In a traditional French classroom, the teacher might drill students by having them repeat the phrase, “What are you doing this weekend?” (“Qu’est-ce que tu fais ce week-end?”). Students could learn to parrot the words without ever learning about anyone’s weekend plans. Conversely, a teacher using CLT might start a conversation in Friday’s class about the upcoming weekend. He could tell the class about his own plans, thereby introducing new vocabulary. He might pull out a copy of a French newspaper, flip to the theatre section, and facilitate a discussion of the different movies that are playing.

In one sense, CLT is to language study as the Suzuki Method is to learning a musical instrument. With the Suzuki method, as in CLT, students are able to enjoy even the earliest lessons. They learn to love music first, and mastery of reading music comes later. CLT and Suzuki both provide timely gratification that leaves students wanting more.

Critics of the communicative approach accuse CLT proponents of being dogmatic, dismissing other language learning models as useless. Recently, however, CLT teachers have been more willing to take an eclectic approach. In spite of its critics, CLT has gained widespread acceptance in the world of language study because it is fun. CLT can succeed, as long as teachers don’t completely jettison the need for the structure provided by grammar.

If you want to incorporate CLT into your language learning program, strive for moderation and don’t neglect the merits of other methods. CLT, in the hands of a balanced teacher, can bring new life and joy to the classroom. Its vitality makes it an important contributor to the lexicon of language learning approaches.

Language Learning - CALP (Cognitive Academic Language Proficiency) Learning Approach

Friday, June 26th, 2009

CALP -Cognitive Academic Language Proficiency hereinafter referred to as CALP

With the CALP approach, students have to be able to master the language.

This type of language acquisition and learning is more formal learning than the basic and informal BICS (Basic Interpersonal Communication Skills hereinafter referred to as BICS). Teachers will describe students in terms of CALP and BICS  depending on their language adeptness.

Students that develop more in BICS, which is more conversational fluency, may not be strong in CALP because it is more academic in nature and requires more cognitive skills.

For a child to master CALP, they have to be able to learn how to listen, speak, read and write their second language.

CALP is an essential part of academic learning and students need this to be successful in school. It requires learning over time to gain proficiency in specific academic studies that are prerequisites of passing a grade.

The learning curve

It takes between five to seven years to learn CALP and can take up to even ten years if the child does not have teacher and parent support or previous schooling in the development of the language they are trying to learn in. Catching up with their peers in a classroom setting might be more difficult than socializing using BICS.

CALP is more than just being familiar with the content of the vocabulary. It does need certain skills that include classification, comparison, evaluation and making inference.
The difference between BICS and CALP is that BICS is contextualized in specific social situations while CALP is more context reduction. A textbook is used to teach the student and this kind of academic language is necessary for CALP. As the student increases in age the tasks for academic context becomes more reduced.

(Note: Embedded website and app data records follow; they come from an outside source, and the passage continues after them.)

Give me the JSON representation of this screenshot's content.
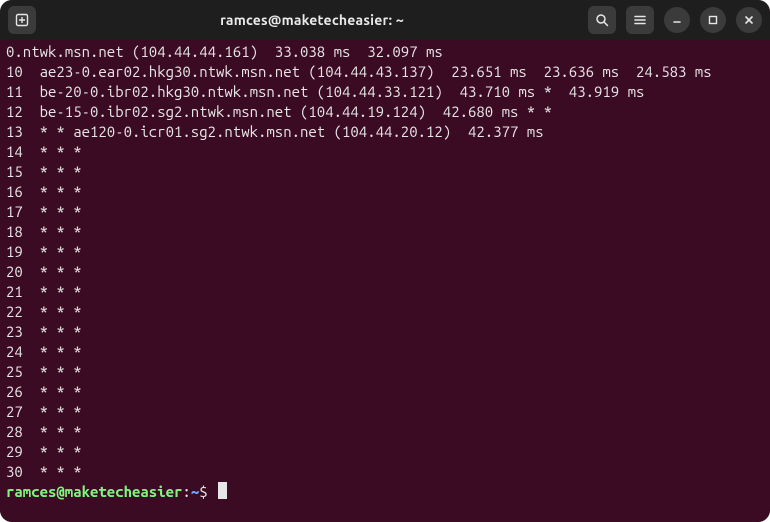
{
  "titlebar": {
    "title": "ramces@maketecheasier: ~"
  },
  "terminal": {
    "lines": [
      "0.ntwk.msn.net (104.44.44.161)  33.038 ms  32.097 ms",
      "10  ae23-0.ear02.hkg30.ntwk.msn.net (104.44.43.137)  23.651 ms  23.636 ms  24.583 ms",
      "11  be-20-0.ibr02.hkg30.ntwk.msn.net (104.44.33.121)  43.710 ms *  43.919 ms",
      "12  be-15-0.ibr02.sg2.ntwk.msn.net (104.44.19.124)  42.680 ms * *",
      "13  * * ae120-0.icr01.sg2.ntwk.msn.net (104.44.20.12)  42.377 ms",
      "14  * * *",
      "15  * * *",
      "16  * * *",
      "17  * * *",
      "18  * * *",
      "19  * * *",
      "20  * * *",
      "21  * * *",
      "22  * * *",
      "23  * * *",
      "24  * * *",
      "25  * * *",
      "26  * * *",
      "27  * * *",
      "28  * * *",
      "29  * * *",
      "30  * * *"
    ],
    "prompt": {
      "user_host": "ramces@maketecheasier",
      "colon": ":",
      "path": "~",
      "dollar": "$"
    }
  }
}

The more context reduced the academic language becomes, the more demand there will be for cognitive learning. This is why college work is much harder than middle school or high school because new concepts, language and ideas are presented to student simultaneously.

Jim Cummins, who created the Basic Interpersonal Communication Skills approach to language, thinks that in the event of comparing two languages, there is a familiar basic proficiency known as CUP. This means that the same skills and concepts that children learn in their native language will be carried over to the second language.


Teachers that use CALP know that it is far more advanced than BICS. They also know that BICS is easily adaptable and students that have knowledge of Basic Interpersonal Communication Skills are not necessarily good at Cognitive Academic Language Proficiency.